#### To do
Every entry below should be copied exactly, minus the pictures.

Web page and app entries:
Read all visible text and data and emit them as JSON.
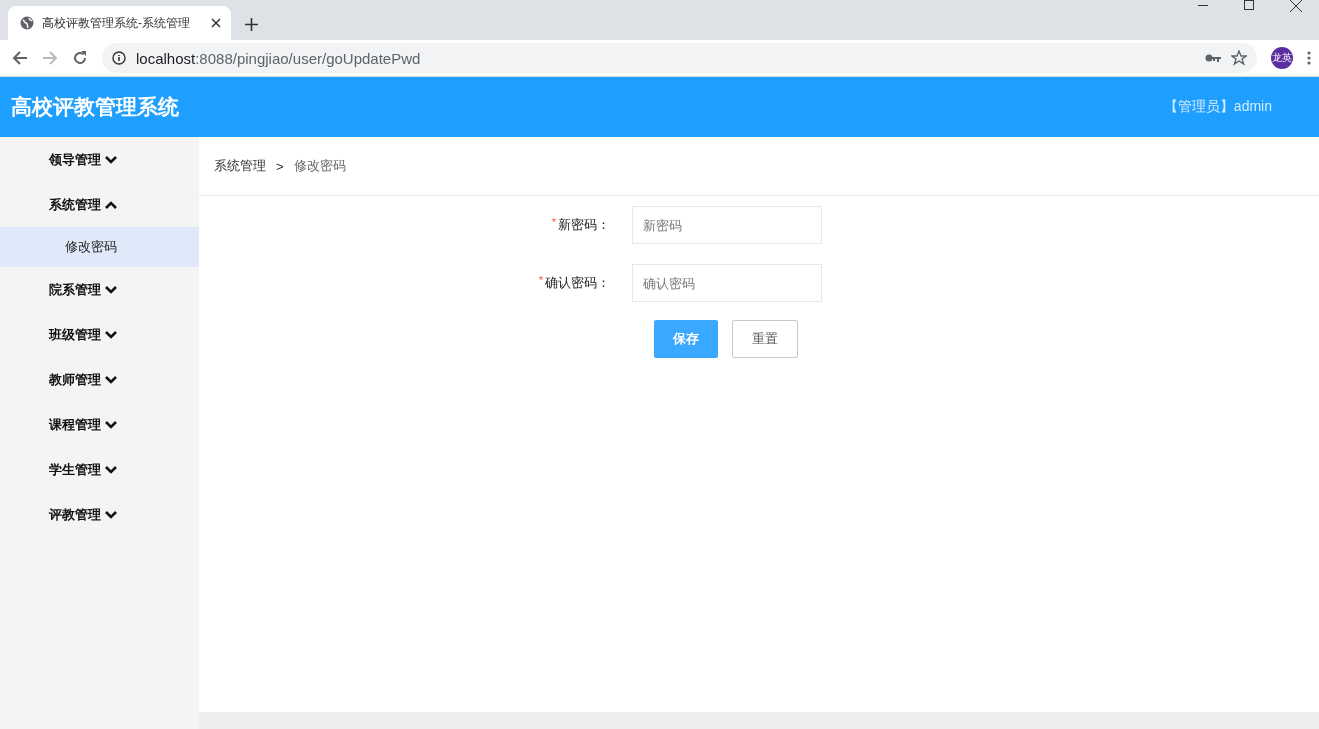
{
  "browser": {
    "tab_title": "高校评教管理系统-系统管理",
    "url_host": "localhost",
    "url_path": ":8088/pingjiao/user/goUpdatePwd",
    "profile": "龙英"
  },
  "header": {
    "title": "高校评教管理系统",
    "user": "【管理员】admin"
  },
  "sidebar": {
    "items": [
      {
        "label": "领导管理",
        "expanded": false
      },
      {
        "label": "系统管理",
        "expanded": true,
        "children": [
          {
            "label": "修改密码",
            "selected": true
          }
        ]
      },
      {
        "label": "院系管理",
        "expanded": false
      },
      {
        "label": "班级管理",
        "expanded": false
      },
      {
        "label": "教师管理",
        "expanded": false
      },
      {
        "label": "课程管理",
        "expanded": false
      },
      {
        "label": "学生管理",
        "expanded": false
      },
      {
        "label": "评教管理",
        "expanded": false
      }
    ]
  },
  "breadcrumb": {
    "items": [
      "系统管理",
      "修改密码"
    ],
    "separator": ">"
  },
  "form": {
    "fields": [
      {
        "label": "新密码：",
        "required": true,
        "required_mark": "*",
        "placeholder": "新密码"
      },
      {
        "label": "确认密码：",
        "required": true,
        "required_mark": "*",
        "placeholder": "确认密码"
      }
    ],
    "buttons": [
      {
        "label": "保存",
        "kind": "primary"
      },
      {
        "label": "重置",
        "kind": "default"
      }
    ]
  }
}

#### Response to this task
Read all visible text and data and emit them as JSON.
{
  "browser": {
    "tab_title": "高校评教管理系统-系统管理",
    "url_host": "localhost",
    "url_path": ":8088/pingjiao/user/goUpdatePwd",
    "profile": "龙英"
  },
  "header": {
    "title": "高校评教管理系统",
    "user": "【管理员】admin"
  },
  "sidebar": {
    "items": [
      {
        "label": "领导管理",
        "expanded": false
      },
      {
        "label": "系统管理",
        "expanded": true,
        "children": [
          {
            "label": "修改密码",
            "selected": true
          }
        ]
      },
      {
        "label": "院系管理",
        "expanded": false
      },
      {
        "label": "班级管理",
        "expanded": false
      },
      {
        "label": "教师管理",
        "expanded": false
      },
      {
        "label": "课程管理",
        "expanded": false
      },
      {
        "label": "学生管理",
        "expanded": false
      },
      {
        "label": "评教管理",
        "expanded": false
      }
    ]
  },
  "breadcrumb": {
    "items": [
      "系统管理",
      "修改密码"
    ],
    "separator": ">"
  },
  "form": {
    "fields": [
      {
        "label": "新密码：",
        "required": true,
        "required_mark": "*",
        "placeholder": "新密码"
      },
      {
        "label": "确认密码：",
        "required": true,
        "required_mark": "*",
        "placeholder": "确认密码"
      }
    ],
    "buttons": [
      {
        "label": "保存",
        "kind": "primary"
      },
      {
        "label": "重置",
        "kind": "default"
      }
    ]
  }
}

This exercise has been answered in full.